legs

‘Untitled’

In an interview with Seamlessphoto, Thompson comments of the concepts and themes behind his images:

‘Most of my work is based on my emotional state, so any reoccurring theme would just depict my mood. I do a lot of images about self-destruction, often translating it a bit literally and imagining my body as something delicate and breakable like glass that is shattering.

A lot of images focus on loneliness, and I very rarely shoot with more than one subject in a scene. To keep up with this theme, the environments I shoot in are usually places that are commonly empty, like forests, fields and abandoned buildings’.

And in answering a question concerning his style of photography, he further notes, ‘I think of my images as lonely dreamscapes. The images don’t tell an entire story, and often seem a bit uncanny. I try to simplify everything in each shot, and to remove certain details, so that the images are easy to relate to, but difficult to define’. This very much ties into my takeaways from his work, as I have noted. Easy to relate to, difficult to define – This is exactly what intrigues and excites me with my own practice, and exactly what I look to continue within my images for this final, Major Project.

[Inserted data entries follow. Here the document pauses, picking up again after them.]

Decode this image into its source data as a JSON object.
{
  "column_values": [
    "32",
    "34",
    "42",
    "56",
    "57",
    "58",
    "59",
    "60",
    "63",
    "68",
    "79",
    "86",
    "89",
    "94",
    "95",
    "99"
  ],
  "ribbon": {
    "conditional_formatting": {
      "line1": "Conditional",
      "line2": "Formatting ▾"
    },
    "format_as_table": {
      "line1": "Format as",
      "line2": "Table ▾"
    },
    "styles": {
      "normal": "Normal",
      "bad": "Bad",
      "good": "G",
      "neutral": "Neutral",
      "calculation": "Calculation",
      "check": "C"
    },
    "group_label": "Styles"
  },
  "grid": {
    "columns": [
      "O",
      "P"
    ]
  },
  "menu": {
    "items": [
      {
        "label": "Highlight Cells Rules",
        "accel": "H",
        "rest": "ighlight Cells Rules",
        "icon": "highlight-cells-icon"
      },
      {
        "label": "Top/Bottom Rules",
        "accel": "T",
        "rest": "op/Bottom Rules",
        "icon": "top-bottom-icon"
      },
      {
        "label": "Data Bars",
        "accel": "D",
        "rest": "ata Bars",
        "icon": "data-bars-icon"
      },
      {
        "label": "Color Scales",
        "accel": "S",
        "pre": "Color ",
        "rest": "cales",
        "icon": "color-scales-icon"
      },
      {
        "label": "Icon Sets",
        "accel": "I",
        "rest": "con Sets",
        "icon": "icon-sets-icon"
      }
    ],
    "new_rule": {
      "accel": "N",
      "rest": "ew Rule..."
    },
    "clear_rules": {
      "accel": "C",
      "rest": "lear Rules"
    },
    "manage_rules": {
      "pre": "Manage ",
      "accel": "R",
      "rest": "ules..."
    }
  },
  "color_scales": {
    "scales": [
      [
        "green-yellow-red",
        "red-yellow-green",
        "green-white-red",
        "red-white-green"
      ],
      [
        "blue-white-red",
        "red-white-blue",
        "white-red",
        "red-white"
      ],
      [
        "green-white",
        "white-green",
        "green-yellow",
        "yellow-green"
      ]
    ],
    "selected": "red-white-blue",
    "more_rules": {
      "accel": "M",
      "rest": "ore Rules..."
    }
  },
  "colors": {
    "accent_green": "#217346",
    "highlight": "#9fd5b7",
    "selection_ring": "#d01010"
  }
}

Sources:

https://www.flickr.com/photos/kyle_thompson/with/21582418734/

https://seamlessphoto.com/beinspired/2016/01/kyle-thompson/